Richard Sugiharto

Dear Editor:
Aimee Clark Todd, Esq.'s letter (6/7/05 ID) states that every alien is an immigrant except aliens who are in an enumurated nonimmigrant status; I am also of the opinion that one may be called illegal immigrant when one loses one's nonimmigrant visa by overstaying. So, we can call them as illegals to those who have no legal permanent resident status. Moreover, "emigrant " is antonym to "immigrant". Therefore, their meaning are not the same as Aimee's letter has opined.

S. Salike

Dear Editor:
In the interest of sharing information with Immigration Daily, I write to report that we received a PERM approval on our first attempt at filing. The ETA 9089 was electronically submitted on May 23, 2005 and was certified on June 2, 2005. We just received the hard copy approval by mail. This was a position requiring a Bachelor's Degree and 10 years experience in the field. Our client qualified based on an experiential evaluation and an additional 10 years of experience.

Monica E. Lukoschek, Esq.
Laguna Hills, California

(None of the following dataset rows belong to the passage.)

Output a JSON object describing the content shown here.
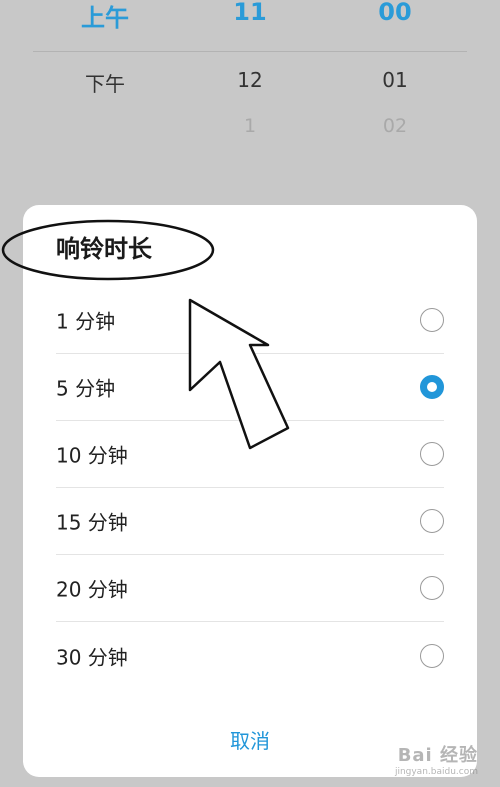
{
  "picker": {
    "columns": [
      {
        "selected": "上午",
        "next": "下午",
        "next2": ""
      },
      {
        "selected": "11",
        "next": "12",
        "next2": "1"
      },
      {
        "selected": "00",
        "next": "01",
        "next2": "02"
      }
    ]
  },
  "dialog": {
    "title": "响铃时长",
    "options": [
      {
        "label": "1 分钟",
        "checked": false
      },
      {
        "label": "5 分钟",
        "checked": true
      },
      {
        "label": "10 分钟",
        "checked": false
      },
      {
        "label": "15 分钟",
        "checked": false
      },
      {
        "label": "20 分钟",
        "checked": false
      },
      {
        "label": "30 分钟",
        "checked": false
      }
    ],
    "cancel_label": "取消"
  },
  "watermark": {
    "line1": "Bai 经验",
    "line2": "jingyan.baidu.com"
  },
  "colors": {
    "accent": "#2196d9",
    "picker_selected": "#2a9bd8",
    "background": "#c8c8c8"
  }
}
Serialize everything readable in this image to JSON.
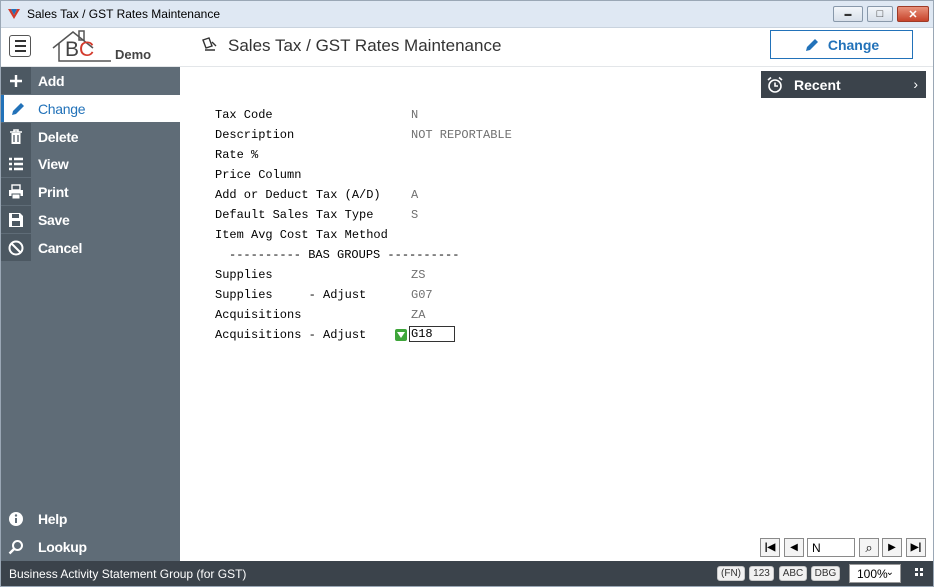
{
  "window": {
    "title": "Sales Tax / GST Rates Maintenance",
    "min_glyph": "▬",
    "max_glyph": "□",
    "close_glyph": "✕"
  },
  "header": {
    "logo_text_b": "B",
    "logo_text_c": "C",
    "logo_demo": "Demo",
    "page_title": "Sales Tax / GST Rates Maintenance",
    "change_button": "Change"
  },
  "sidebar": {
    "items": [
      {
        "label": "Add",
        "icon": "plus-icon"
      },
      {
        "label": "Change",
        "icon": "pencil-icon"
      },
      {
        "label": "Delete",
        "icon": "trash-icon"
      },
      {
        "label": "View",
        "icon": "list-icon"
      },
      {
        "label": "Print",
        "icon": "printer-icon"
      },
      {
        "label": "Save",
        "icon": "floppy-icon"
      },
      {
        "label": "Cancel",
        "icon": "cancel-icon"
      }
    ],
    "bottom": [
      {
        "label": "Help",
        "icon": "info-icon"
      },
      {
        "label": "Lookup",
        "icon": "search-icon"
      }
    ]
  },
  "recent": {
    "label": "Recent",
    "chevron": "›"
  },
  "form": {
    "tax_code": {
      "label": "Tax Code",
      "value": "N"
    },
    "description": {
      "label": "Description",
      "value": "NOT REPORTABLE"
    },
    "rate": {
      "label": "Rate %",
      "value": ""
    },
    "price_column": {
      "label": "Price Column",
      "value": ""
    },
    "add_deduct": {
      "label": "Add or Deduct Tax (A/D)",
      "value": "A"
    },
    "default_type": {
      "label": "Default Sales Tax Type",
      "value": "S"
    },
    "avg_cost": {
      "label": "Item Avg Cost Tax Method",
      "value": ""
    },
    "bas_header": "---------- BAS GROUPS ----------",
    "supplies": {
      "label": "Supplies",
      "value": "ZS"
    },
    "supplies_adjust": {
      "label": "Supplies     - Adjust",
      "value": "G07"
    },
    "acquisitions": {
      "label": "Acquisitions",
      "value": "ZA"
    },
    "acquisitions_adjust": {
      "label": "Acquisitions - Adjust",
      "value": "G18"
    }
  },
  "nav": {
    "first": "|◀",
    "prev": "◀",
    "key_value": "N",
    "search": "⌕",
    "next": "▶",
    "last": "▶|"
  },
  "status": {
    "text": "Business Activity Statement Group (for GST)",
    "fn": "(FN)",
    "num": "123",
    "abc": "ABC",
    "dbg": "DBG",
    "zoom": "100%",
    "zoom_chevron": "⌄"
  },
  "colors": {
    "accent": "#2272b9",
    "sidebar": "#5f6c77",
    "statusbar": "#3b434b"
  }
}
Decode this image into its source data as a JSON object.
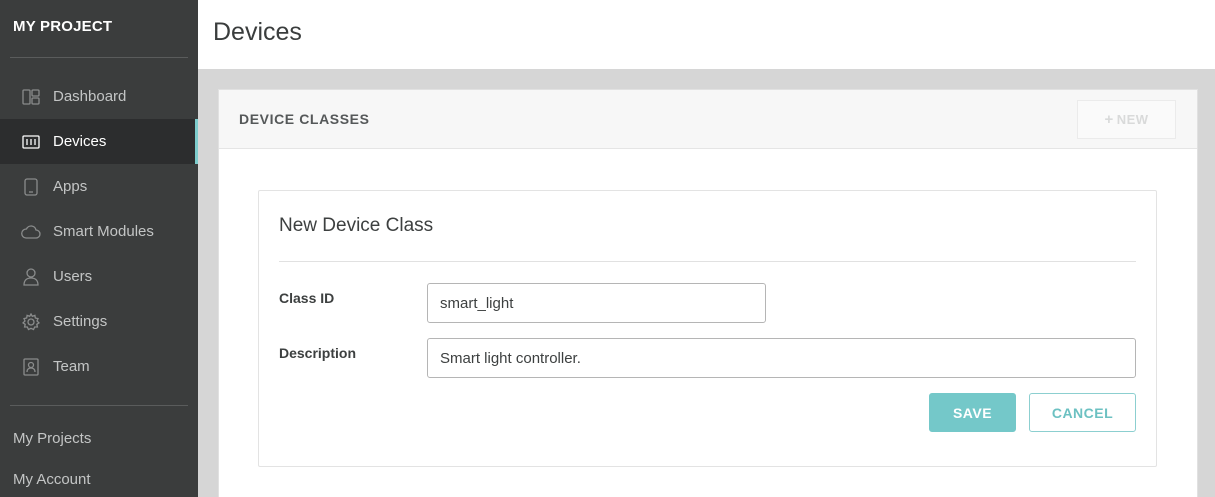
{
  "sidebar": {
    "brand": "MY PROJECT",
    "items": [
      {
        "label": "Dashboard",
        "icon": "dashboard-icon"
      },
      {
        "label": "Devices",
        "icon": "devices-icon",
        "active": true
      },
      {
        "label": "Apps",
        "icon": "phone-icon"
      },
      {
        "label": "Smart Modules",
        "icon": "cloud-icon"
      },
      {
        "label": "Users",
        "icon": "user-icon"
      },
      {
        "label": "Settings",
        "icon": "gear-icon"
      },
      {
        "label": "Team",
        "icon": "team-icon"
      }
    ],
    "bottom_links": [
      "My Projects",
      "My Account"
    ],
    "active_accent": "#7dcccc"
  },
  "header": {
    "title": "Devices"
  },
  "panel": {
    "title": "DEVICE CLASSES",
    "new_button": "NEW",
    "new_icon": "plus-icon"
  },
  "form": {
    "title": "New Device Class",
    "class_id_label": "Class ID",
    "class_id_value": "smart_light",
    "description_label": "Description",
    "description_value": "Smart light controller.",
    "save_label": "SAVE",
    "cancel_label": "CANCEL",
    "accent": "#74c8c9"
  }
}
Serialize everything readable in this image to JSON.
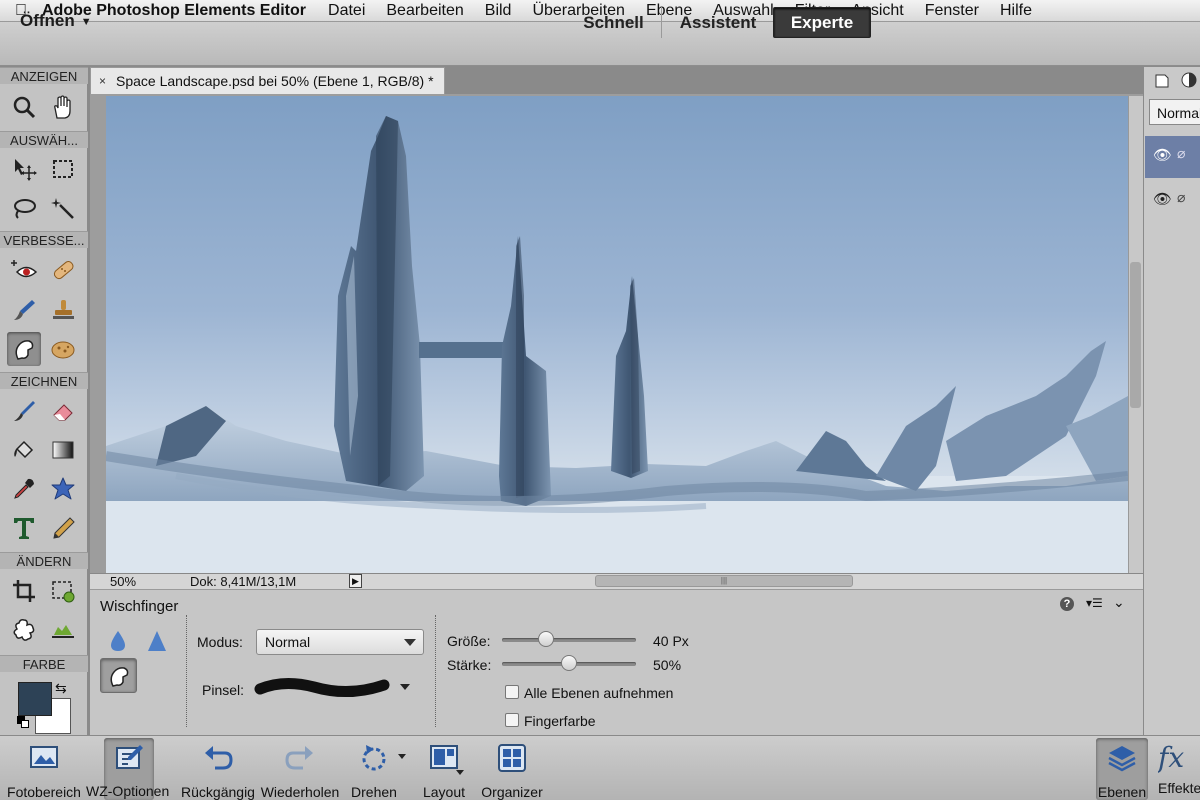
{
  "menubar": {
    "app_name": "Adobe Photoshop Elements Editor",
    "items": [
      "Datei",
      "Bearbeiten",
      "Bild",
      "Überarbeiten",
      "Ebene",
      "Auswahl",
      "Filter",
      "Ansicht",
      "Fenster",
      "Hilfe"
    ]
  },
  "topbar": {
    "open_label": "Öffnen",
    "modes": [
      "Schnell",
      "Assistent",
      "Experte"
    ],
    "active_mode": "Experte"
  },
  "toolbox": {
    "sections": [
      "ANZEIGEN",
      "AUSWÄH...",
      "VERBESSE...",
      "ZEICHNEN",
      "ÄNDERN",
      "FARBE"
    ],
    "foreground_color": "#2d4256",
    "background_color": "#ffffff"
  },
  "document": {
    "tab_title": "Space Landscape.psd bei 50% (Ebene 1, RGB/8) *",
    "close_glyph": "×"
  },
  "statusbar": {
    "zoom": "50%",
    "doc_size": "Dok: 8,41M/13,1M"
  },
  "tool_options": {
    "tool_name": "Wischfinger",
    "mode_label": "Modus:",
    "mode_value": "Normal",
    "brush_label": "Pinsel:",
    "size_label": "Größe:",
    "size_value": "40 Px",
    "size_fraction": 0.33,
    "strength_label": "Stärke:",
    "strength_value": "50%",
    "strength_fraction": 0.5,
    "all_layers_label": "Alle Ebenen aufnehmen",
    "finger_paint_label": "Fingerfarbe"
  },
  "right_panel": {
    "blend_mode": "Normal"
  },
  "bottombar": {
    "items": [
      "Fotobereich",
      "WZ-Optionen",
      "Rückgängig",
      "Wiederholen",
      "Drehen",
      "Layout",
      "Organizer",
      "Ebenen",
      "Effekte"
    ]
  }
}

An Important disclaimer! The information provided on this page is not legal advice. Transmission of this information is not intended to create, and receipt by you does not constitute, an attorney-client relationship. Readers must not act upon any information without first seeking advice from a qualified attorney. Copyright 1999-2005 American Immigration LLC, ILW.COM. Send correspondence and articles to Letters and articles may be edited and may be published and otherwise used in any medium. The views expressed in letters and articles do not necessarily represent the views of ILW.COM or members of the Immigration Daily Advisory Board. The opinions expressed in the Comment section are those of ILW.COM and Immigration Daily and do not necessarily represent the views of the members of the Immigration Daily Advisory Board.

Publisher:  Sam Udani    Legal Editor:  Michele Kim

Advisory Board:   Marc Ellis, Gary Endelman